Find a Way to Stand Out on Your Motorcycle
Why automobile drivers may not notice you. New research into why so many car drivers seem not to notice motorcycles on the road suggests that anything you can do to make yourself conspicuous may improve your chances of avoiding accidents. And the emphasis here is on very conspicuous.
In an article published in Human Factors, “Allocating Attention to Detect Motorcycles,” scientists point to the concept of something called “inattentional blindness” as the main culprit behind the phenomenon of motorcycles literally disappearing from motorists’ vision. When a car driver fails to see an object even though it’s clearly in plain sight, that circumstance can lead to “looked-but-failed-to-see” (LBFTS) accidents.
The researchers explain that motorists’ brains are unable to process every bit of the huge amount of information that comes at them while driving. The brain’s solution is to decide which information is most important. Because LBFTS crashes are the most common type of accidents involving motorcycles, scientists say it points to a connection with the way the brain filters out information.
This phenomenon is at work in situations where drivers appear to be looking directly at a motorcycle, yet still pull out into its path, the researchers say.
Research subjects failed to see the motorcycle
In an experiment, adult drivers looked at a series of photos showing typical road situations from the driver’s perspective. They were asked whether the situations showed safe or unsafe driving conditions. In the last photo, the scientists showed an unexpected object, either a motorcycle or a taxi. Nearly half of all participants failed to see the object. Of the half who did detect something different, nearly one-third were less likely to see the taxi, but nearly two-thirds were less likely to see the motorcycle.

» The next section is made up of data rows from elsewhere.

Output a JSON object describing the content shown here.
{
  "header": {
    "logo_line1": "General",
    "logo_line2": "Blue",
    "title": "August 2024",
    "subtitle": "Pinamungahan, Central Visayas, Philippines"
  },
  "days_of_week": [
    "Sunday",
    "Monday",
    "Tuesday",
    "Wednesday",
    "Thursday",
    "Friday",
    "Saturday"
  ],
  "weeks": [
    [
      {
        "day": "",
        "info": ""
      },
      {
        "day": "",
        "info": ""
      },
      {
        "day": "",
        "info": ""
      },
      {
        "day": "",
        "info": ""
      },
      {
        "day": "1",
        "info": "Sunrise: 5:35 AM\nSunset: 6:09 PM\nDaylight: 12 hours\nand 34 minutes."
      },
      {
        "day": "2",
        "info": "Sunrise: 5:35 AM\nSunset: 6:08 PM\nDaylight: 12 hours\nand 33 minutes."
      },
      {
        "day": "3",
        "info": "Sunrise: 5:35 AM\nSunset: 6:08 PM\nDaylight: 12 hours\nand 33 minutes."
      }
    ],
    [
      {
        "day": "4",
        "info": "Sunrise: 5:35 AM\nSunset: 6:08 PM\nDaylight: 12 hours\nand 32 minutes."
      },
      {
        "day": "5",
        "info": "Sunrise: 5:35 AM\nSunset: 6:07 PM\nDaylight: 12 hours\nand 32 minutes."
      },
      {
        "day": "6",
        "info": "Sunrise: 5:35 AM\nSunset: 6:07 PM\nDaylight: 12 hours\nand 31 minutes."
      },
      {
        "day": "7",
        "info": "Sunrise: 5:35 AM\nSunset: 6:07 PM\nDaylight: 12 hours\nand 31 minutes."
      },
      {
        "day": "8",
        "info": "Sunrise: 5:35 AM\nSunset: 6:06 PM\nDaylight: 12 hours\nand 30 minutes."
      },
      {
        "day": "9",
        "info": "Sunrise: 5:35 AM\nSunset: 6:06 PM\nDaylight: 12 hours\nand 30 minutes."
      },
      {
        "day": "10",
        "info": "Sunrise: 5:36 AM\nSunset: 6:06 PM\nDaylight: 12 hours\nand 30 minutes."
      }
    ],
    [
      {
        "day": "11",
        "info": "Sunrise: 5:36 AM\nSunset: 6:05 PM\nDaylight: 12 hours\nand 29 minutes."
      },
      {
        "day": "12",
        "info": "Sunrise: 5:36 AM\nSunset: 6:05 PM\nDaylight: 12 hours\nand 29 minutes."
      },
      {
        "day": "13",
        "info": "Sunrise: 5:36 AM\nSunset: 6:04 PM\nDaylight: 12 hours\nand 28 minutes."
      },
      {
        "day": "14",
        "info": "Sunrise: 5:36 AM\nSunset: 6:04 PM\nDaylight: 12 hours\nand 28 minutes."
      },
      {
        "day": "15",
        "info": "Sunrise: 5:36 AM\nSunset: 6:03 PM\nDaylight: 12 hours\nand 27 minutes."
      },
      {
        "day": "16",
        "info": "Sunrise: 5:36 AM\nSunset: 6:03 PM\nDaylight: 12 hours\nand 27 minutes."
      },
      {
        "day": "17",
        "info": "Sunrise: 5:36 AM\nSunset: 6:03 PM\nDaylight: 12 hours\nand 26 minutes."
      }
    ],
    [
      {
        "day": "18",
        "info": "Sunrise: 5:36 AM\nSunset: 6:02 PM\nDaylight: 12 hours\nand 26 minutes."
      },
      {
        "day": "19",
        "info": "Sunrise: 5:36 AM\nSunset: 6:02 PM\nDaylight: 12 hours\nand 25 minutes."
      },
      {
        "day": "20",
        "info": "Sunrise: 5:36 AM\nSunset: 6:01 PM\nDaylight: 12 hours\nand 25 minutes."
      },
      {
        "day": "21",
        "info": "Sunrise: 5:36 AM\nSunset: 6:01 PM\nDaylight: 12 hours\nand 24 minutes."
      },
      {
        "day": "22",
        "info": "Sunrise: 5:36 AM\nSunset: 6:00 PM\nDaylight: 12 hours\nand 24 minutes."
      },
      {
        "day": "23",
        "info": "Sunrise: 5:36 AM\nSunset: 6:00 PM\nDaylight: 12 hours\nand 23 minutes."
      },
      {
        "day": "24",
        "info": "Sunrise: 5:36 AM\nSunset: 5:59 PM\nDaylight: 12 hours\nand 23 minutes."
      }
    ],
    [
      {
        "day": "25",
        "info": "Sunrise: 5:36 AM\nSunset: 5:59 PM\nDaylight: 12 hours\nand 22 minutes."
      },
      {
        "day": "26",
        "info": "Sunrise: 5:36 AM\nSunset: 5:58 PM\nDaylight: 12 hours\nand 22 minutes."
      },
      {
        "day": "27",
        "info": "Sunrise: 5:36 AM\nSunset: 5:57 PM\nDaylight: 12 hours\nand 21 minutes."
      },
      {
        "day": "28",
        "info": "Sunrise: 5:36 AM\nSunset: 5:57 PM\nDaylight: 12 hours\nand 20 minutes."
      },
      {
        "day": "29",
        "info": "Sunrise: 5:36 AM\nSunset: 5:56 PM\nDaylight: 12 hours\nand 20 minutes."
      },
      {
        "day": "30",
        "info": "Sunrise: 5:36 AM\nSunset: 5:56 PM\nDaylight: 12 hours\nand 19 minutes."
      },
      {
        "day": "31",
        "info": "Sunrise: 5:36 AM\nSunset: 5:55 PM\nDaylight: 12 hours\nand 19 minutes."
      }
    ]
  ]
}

So, with a human brain that’s apparently hard-wired to ignore you on your bike, how can you be sure automobile drivers see you, pay attention to you in traffic, and make certain they avoid getting into an accident with you? Here are some time-honored suggestions.

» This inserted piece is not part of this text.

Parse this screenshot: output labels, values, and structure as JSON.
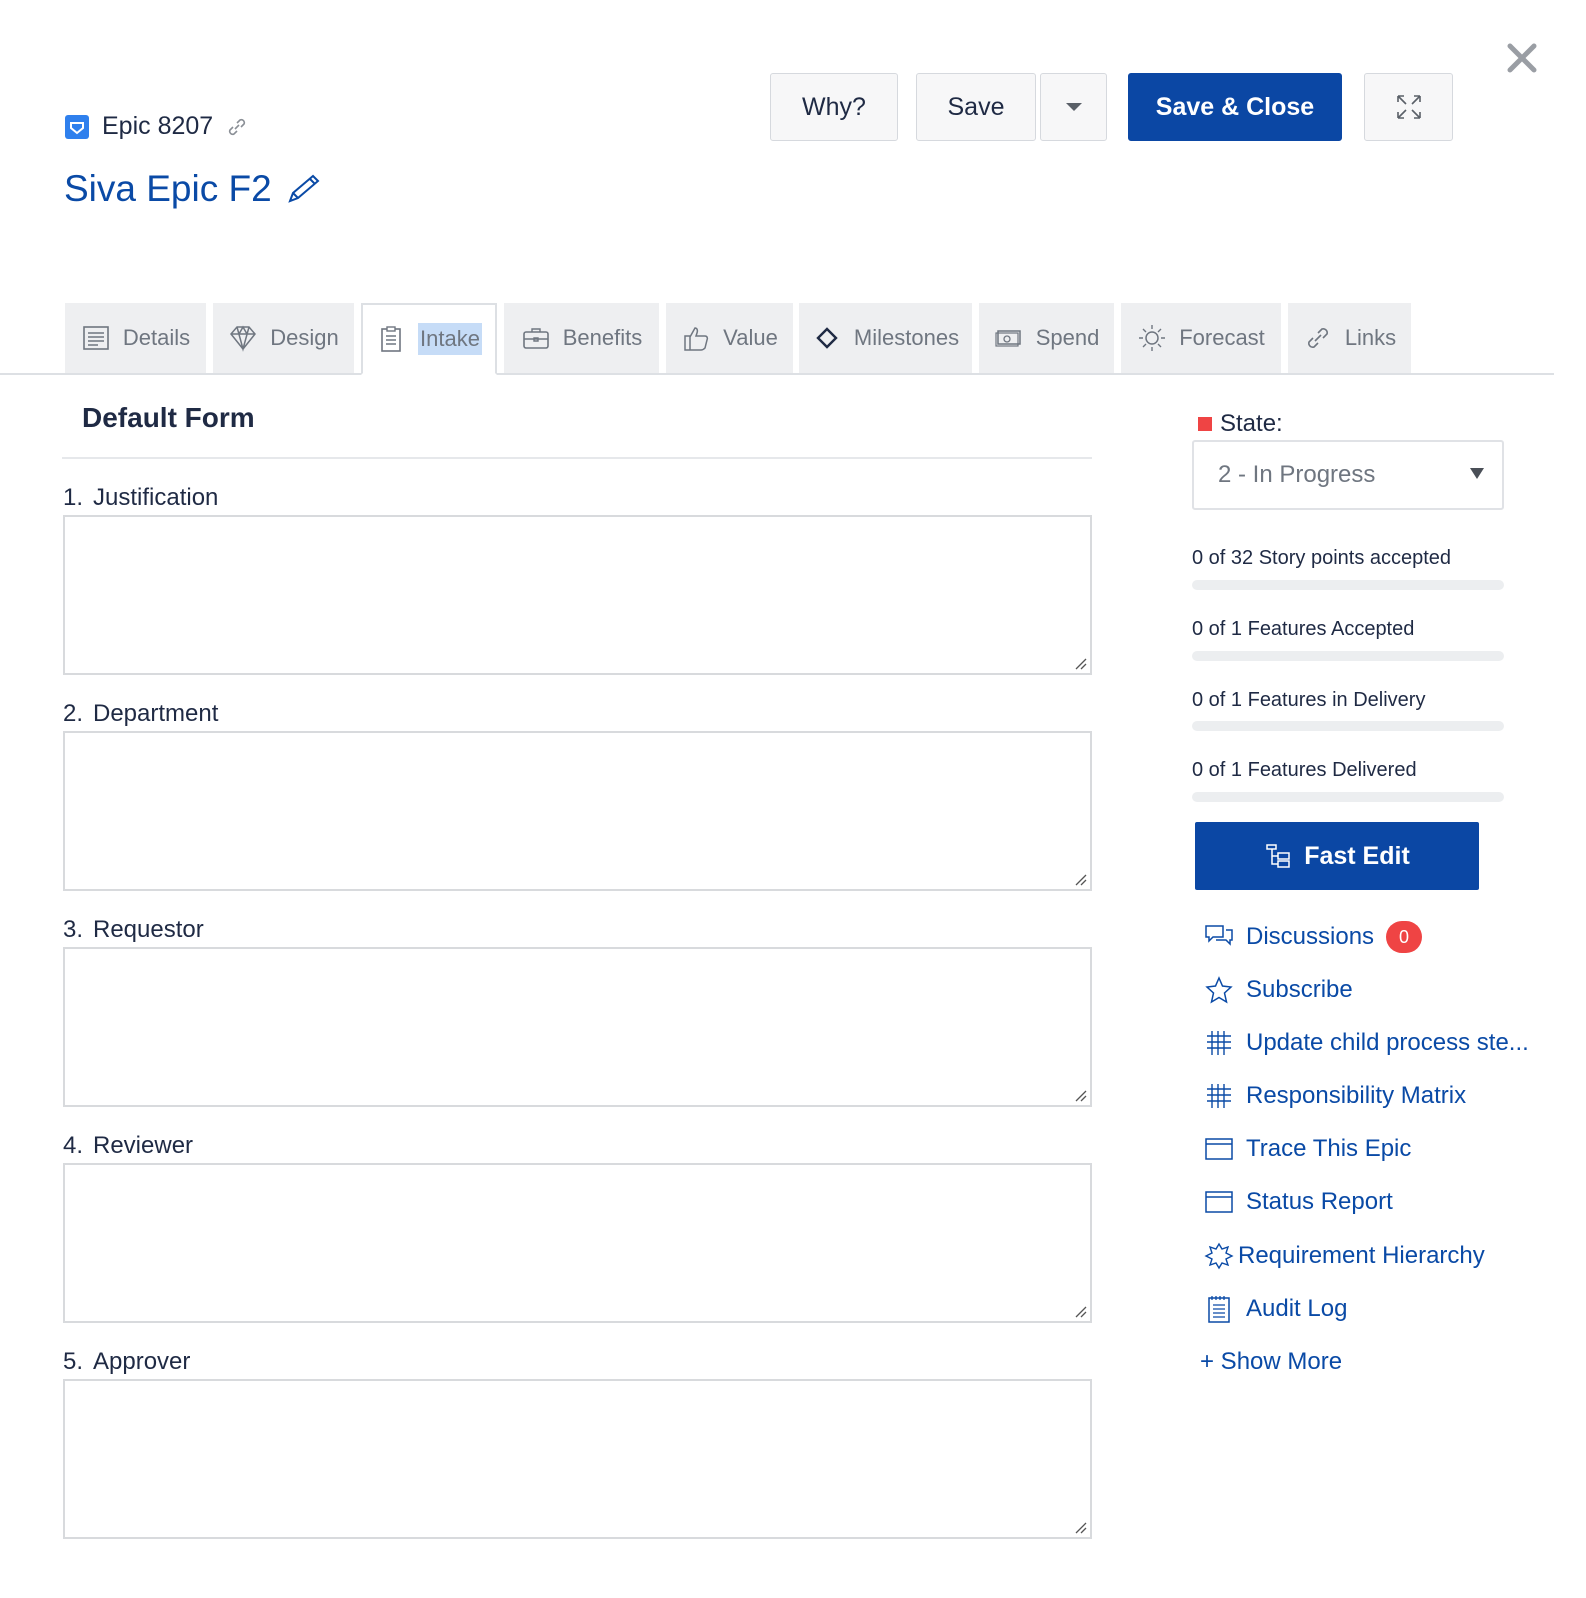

Use color – Make everything colorful. Buy a brightly colored bike. Wear colorful gear, ideally with reflective coatings. Wear a bright helmet. One study demonstrated that bright clothing, and especially a bright helmet, can reduce your odds of being in a crash. Riders with a white helmet were 25 percent less likely to be in an accident than riders wearing a black helmet. Bright helmets in other colors reduced accident likelihood by nearly 20 percent.
Use reflective tape – Not ready to buy a new bike or new gear to increase visibility? Use reflective tape on front, back and sides to turn a neutral bike and dark gear into objects that can’t easily be missed, particularly at night.
Tap the brakes – A technique used by many riders when they sense they’re being followed too closely by a car. Tap the brakes just enough to activate your brake lights. If a driver is paying attention, they should get the message.
Use your lights – Some motorcyclists use their high beam during daylight hours when it’s unlikely to be too bright for oncoming drivers. Research also shows that running lights help oncoming drivers with better depth perception to make it easier for them to estimate the speed of your bike. Headlight modulators for motorcycles have been added to the federal motor vehicle safety standards. These devices vary the intensity of your headlight between 17 and 70 percent, 240 times a minute, creating a strobe effect that automobile drivers can’t miss.
Making yourself more visible to other drivers can keep you safer and let you relax and enjoy the ride.